July 16, 2021
St. Louis Park wants to ban truck parking in certain areas, the latest Minnesota city to do so as Minneapolis is also considering a similar ban.
On July 6, the St. Louis Park City Council approved moving forward with an ordinance that allows the city to ban truck parking as needed. If passed on the second reading, the amended ordinance will include a section that essentially gives the city free range to ban truck parking upon request.
Currently, Section 30-153 of the St. Louis Park city code, which deals with general parking restrictions, bans truck parking on residential streets. It also has a blanket parking restriction allowing vehicles, including trucks, to park elsewhere for no more than 48 hours. The proposed ordinance addresses many concerns raised by residents and business owners regarding trucks parking in commercial zones.
The amendment to Section 30-153 adds a section that makes it illegal for trucks to park on St. Louis Park public streets marked by posted signs prohibiting such parking. There are no signs in the city yet. However, the amendment allows residents and businesses to request a truck parking ban in a specific area. A traffic committee will discuss the request and make a recommendation to the City Council. If approved by the council, “no parking” signs will be installed.
St. Louis Park has been considering the truck parking ban since May 2020.
Last year, a traffic study found that residents were concerned about truck parking, not enough parking and sightlines, visibility and safety. The city decided to address only the truck parking issue. It was recommended that the city study the issue.
During the May 2020 meeting, City Manager Tom Harmening acknowledged that truckers have a difficult time finding parking. St. Louis Park’s problem in certain areas is likely due to close proximity to highways. Councilmember Nadia Mohamed, whose father was a trucker, was concerned about adding to the truck parking crisis her father has gone through.
Councilmember Margaret Rog also sympathized with truckers. She recommended alternative truck parking spaces to increase community learning and empathy for truckers. Rog also suggested a dedicated truck parking lot near a Sam’s Club, which the city had yet to explore.
In fact, the entire St. Louis Park City Council was skeptical of a truck parking ban last May. Understanding the truck parking crisis, they set aside the issue and asked staff to come back at a later date with another recommendation.
On May 24 of this year, the truck parking issue was brought back to the council. This time, the tone of the council flipped. Rog mentioned that the situation on County Highway 25 was getting bad and needed to be addressed immediately. The council supported the creation of an ordinance, which was presented during the July 6 meeting.
Although the council agreed unanimously to approve the ordinance, there is some optimism for truck parking in the city.
Rog brought up HR2187, the $755 million truck parking bill in the House, suggesting the city may be able to take advantage of that funding.
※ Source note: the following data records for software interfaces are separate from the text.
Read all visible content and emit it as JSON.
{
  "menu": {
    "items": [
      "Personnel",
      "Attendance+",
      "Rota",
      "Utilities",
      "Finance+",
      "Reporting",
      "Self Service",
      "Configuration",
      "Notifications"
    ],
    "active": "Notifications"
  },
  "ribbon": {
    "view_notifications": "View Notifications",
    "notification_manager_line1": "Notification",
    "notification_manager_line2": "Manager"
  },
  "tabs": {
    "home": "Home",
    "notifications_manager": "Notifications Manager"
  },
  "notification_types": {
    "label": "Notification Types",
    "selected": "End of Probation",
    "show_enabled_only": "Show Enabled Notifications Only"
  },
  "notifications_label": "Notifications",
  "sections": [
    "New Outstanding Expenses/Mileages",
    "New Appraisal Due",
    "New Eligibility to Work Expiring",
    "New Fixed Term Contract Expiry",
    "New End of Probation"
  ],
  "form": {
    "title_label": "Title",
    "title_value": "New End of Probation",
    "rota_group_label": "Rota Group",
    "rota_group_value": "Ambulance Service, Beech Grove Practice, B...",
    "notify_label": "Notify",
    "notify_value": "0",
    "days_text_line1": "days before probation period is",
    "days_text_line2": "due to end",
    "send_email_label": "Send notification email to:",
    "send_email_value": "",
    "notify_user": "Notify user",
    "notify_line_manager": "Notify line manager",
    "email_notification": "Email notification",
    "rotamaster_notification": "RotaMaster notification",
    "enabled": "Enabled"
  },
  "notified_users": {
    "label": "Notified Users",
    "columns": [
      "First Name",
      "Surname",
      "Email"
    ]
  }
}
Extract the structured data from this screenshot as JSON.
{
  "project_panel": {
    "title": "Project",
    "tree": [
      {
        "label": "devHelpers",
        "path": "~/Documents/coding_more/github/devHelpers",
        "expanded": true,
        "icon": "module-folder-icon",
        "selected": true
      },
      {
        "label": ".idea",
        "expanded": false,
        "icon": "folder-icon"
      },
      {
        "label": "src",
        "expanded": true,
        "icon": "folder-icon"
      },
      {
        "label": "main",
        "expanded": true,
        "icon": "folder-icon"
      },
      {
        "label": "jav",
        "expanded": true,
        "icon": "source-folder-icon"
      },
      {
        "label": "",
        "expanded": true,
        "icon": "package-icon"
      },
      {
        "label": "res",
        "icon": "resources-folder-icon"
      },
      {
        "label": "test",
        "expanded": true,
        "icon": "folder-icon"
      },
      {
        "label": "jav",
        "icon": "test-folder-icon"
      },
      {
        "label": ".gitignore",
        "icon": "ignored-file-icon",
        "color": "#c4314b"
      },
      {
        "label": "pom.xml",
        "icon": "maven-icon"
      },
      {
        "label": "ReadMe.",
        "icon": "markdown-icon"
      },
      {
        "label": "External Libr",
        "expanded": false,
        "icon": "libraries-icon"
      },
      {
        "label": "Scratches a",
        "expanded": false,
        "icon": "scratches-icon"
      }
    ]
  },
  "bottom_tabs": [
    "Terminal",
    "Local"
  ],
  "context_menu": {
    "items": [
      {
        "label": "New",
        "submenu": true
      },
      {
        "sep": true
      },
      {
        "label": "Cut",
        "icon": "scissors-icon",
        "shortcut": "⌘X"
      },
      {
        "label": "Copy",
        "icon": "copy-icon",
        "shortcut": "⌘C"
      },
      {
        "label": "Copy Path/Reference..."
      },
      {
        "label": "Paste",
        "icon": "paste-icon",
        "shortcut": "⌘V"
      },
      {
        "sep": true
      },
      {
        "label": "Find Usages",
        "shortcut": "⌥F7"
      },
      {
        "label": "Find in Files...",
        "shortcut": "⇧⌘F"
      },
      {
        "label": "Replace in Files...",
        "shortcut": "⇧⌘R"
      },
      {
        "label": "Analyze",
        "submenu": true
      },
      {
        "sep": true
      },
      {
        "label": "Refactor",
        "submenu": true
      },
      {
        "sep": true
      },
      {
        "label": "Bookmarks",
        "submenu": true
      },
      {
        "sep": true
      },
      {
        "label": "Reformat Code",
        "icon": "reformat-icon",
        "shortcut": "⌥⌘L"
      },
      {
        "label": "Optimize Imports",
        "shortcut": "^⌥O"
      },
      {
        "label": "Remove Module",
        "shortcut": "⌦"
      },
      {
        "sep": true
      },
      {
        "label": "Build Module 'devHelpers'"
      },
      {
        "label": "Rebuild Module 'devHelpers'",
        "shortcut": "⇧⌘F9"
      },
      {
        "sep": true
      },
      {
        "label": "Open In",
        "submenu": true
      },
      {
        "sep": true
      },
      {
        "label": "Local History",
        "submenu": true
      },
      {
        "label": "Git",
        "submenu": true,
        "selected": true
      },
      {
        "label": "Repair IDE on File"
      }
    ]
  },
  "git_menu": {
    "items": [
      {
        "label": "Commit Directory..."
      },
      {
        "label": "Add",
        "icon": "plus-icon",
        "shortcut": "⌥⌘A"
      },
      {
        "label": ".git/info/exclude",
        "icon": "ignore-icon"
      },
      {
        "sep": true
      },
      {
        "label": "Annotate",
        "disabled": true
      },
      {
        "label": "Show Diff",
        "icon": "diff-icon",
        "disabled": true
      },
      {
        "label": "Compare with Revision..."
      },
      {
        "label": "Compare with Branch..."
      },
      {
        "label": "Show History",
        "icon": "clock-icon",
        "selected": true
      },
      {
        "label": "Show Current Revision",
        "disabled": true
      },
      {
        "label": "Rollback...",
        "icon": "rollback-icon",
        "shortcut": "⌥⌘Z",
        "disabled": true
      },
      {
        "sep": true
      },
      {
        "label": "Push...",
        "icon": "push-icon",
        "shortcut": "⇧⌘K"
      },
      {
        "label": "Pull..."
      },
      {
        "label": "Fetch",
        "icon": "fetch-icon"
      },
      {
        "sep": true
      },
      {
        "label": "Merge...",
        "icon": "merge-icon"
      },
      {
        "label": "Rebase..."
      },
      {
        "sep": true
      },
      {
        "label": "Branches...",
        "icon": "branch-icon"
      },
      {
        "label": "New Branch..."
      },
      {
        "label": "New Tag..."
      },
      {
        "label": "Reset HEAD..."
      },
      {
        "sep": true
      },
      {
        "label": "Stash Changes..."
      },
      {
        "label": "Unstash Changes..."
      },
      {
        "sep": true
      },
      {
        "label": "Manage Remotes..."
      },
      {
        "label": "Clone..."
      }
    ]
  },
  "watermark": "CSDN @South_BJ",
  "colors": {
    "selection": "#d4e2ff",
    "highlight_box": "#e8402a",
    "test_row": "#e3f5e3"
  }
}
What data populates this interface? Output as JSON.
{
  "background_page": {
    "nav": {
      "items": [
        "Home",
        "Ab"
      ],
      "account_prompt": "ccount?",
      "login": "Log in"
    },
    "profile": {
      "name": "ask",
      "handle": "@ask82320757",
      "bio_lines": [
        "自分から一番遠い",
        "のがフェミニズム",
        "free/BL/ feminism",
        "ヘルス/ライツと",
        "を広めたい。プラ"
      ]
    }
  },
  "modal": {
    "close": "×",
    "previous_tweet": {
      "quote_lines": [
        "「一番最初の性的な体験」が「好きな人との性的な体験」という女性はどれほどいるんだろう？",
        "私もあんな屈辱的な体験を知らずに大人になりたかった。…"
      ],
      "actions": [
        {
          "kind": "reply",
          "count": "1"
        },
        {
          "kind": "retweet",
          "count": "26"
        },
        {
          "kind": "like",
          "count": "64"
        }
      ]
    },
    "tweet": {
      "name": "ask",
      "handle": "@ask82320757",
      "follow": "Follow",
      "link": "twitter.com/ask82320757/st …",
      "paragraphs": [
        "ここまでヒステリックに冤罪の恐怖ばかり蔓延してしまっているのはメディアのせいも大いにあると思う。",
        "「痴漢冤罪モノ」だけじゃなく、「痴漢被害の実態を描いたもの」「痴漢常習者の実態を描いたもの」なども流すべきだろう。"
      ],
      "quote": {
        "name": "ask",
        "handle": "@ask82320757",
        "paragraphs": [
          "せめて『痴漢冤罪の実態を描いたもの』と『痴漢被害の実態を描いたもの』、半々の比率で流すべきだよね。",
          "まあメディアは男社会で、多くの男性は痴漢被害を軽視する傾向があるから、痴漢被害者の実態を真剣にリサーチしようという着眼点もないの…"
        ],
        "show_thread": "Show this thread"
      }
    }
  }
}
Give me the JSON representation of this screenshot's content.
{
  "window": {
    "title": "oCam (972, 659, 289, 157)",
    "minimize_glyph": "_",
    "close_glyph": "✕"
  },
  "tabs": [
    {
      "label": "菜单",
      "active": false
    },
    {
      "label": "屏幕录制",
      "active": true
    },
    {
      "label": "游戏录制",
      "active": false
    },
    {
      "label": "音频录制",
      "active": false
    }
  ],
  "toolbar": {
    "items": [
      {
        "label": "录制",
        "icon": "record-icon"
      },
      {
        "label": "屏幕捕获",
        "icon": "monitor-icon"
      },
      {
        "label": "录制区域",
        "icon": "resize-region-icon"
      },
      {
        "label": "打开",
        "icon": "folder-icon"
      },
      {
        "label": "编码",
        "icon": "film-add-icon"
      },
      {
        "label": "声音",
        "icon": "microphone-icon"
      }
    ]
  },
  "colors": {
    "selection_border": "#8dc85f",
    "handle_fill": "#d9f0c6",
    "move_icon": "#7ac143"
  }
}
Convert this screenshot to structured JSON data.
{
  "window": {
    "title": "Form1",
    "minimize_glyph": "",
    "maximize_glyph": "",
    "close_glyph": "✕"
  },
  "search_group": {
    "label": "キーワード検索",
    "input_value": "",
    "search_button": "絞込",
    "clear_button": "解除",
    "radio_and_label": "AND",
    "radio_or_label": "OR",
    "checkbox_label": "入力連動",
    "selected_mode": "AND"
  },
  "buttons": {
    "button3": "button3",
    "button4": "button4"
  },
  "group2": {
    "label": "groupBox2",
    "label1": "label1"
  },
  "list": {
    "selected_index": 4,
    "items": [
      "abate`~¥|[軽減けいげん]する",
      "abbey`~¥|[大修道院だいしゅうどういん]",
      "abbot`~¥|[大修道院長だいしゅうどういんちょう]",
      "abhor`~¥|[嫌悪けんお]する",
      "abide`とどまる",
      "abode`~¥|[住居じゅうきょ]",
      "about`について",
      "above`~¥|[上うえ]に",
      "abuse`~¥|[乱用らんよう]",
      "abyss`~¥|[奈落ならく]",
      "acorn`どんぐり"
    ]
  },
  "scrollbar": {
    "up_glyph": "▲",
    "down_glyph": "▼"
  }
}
Some city leaders mentioned the truck parking ban being considered in Minneapolis. Questions regarding towing referenced the Minneapolis situation. Rog compared St. Louis Park’s ordinance to what is going on elsewhere, including Minneapolis.
The City Council will vote on the truck parking ordinance on a second reading on Aug 2. If passed, the ordinance will go into effect Aug. 27. LL